According to estimates from KFF, a nonpartisan nonprofit that reports on national health issues, roughly 65% of people who do get disenrolled end up uninsured for a portion of the following year.
Getting back on health insurance can be tricky, Joseph said.
"It's not just like you check a box and you can get back on Medicaid the next day. The process of getting re-enrolled in Medicaid, even when you're eligible, can take months. And during that period of time, people -- individuals but also their families, and children in particular -- can fall through the cracks," Joseph said.
The Department of Health and Human Services estimates that this time around, after three years without "churn" in the system, roughly 7 million Americans who still qualify for Medicaid will lose benefits.
Another 8 million will lose coverage because they no longer qualify and need outreach to understand where they can enroll in other, low-cost government health programs through the Affordable Care Act, according to HHS.
"What we've heard from Medicaid administrators across the states is this is the largest shifting of insurance coverage for people since the Affordable Care Act was put in place over 10 years ago," Joseph said. "This is a massive undertaking."
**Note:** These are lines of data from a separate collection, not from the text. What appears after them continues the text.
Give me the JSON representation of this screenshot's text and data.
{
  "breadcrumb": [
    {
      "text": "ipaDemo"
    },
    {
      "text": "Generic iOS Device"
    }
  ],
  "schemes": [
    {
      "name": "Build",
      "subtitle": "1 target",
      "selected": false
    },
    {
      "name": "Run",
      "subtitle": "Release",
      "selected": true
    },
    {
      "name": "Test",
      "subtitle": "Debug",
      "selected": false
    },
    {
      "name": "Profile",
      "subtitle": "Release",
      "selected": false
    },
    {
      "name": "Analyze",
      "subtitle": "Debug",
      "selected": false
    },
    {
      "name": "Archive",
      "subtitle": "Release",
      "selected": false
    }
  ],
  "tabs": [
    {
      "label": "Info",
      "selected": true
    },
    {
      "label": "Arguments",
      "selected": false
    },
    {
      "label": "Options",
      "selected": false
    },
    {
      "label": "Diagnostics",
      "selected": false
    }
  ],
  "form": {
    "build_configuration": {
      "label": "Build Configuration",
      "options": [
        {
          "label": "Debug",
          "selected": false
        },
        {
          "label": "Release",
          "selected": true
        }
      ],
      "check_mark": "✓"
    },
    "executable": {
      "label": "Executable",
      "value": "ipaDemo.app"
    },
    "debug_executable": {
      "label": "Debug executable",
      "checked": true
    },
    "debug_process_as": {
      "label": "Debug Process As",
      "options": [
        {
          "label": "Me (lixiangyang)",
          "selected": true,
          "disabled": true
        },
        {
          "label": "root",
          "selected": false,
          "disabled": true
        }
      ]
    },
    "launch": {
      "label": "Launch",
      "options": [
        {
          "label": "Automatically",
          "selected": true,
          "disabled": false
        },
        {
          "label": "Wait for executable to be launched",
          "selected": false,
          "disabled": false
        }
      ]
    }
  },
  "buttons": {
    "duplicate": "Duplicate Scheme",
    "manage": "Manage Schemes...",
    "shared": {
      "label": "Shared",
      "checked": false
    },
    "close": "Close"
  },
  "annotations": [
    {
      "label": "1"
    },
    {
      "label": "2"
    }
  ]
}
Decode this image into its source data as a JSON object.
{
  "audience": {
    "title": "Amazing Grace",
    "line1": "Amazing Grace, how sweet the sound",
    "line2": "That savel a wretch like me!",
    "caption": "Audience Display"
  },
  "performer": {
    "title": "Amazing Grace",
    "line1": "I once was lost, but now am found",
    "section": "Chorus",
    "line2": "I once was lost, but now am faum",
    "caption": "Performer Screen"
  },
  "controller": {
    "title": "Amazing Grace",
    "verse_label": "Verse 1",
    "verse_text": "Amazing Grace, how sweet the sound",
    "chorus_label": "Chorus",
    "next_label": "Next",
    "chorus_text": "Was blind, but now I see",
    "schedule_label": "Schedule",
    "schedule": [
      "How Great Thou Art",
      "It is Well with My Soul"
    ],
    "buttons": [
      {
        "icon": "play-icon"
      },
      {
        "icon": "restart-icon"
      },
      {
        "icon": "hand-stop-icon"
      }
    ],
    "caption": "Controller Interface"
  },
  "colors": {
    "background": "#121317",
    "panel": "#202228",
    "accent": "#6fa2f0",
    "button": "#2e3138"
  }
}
"And with that kind of movement," Joseph said, "vulnerable people will fall through the cracks."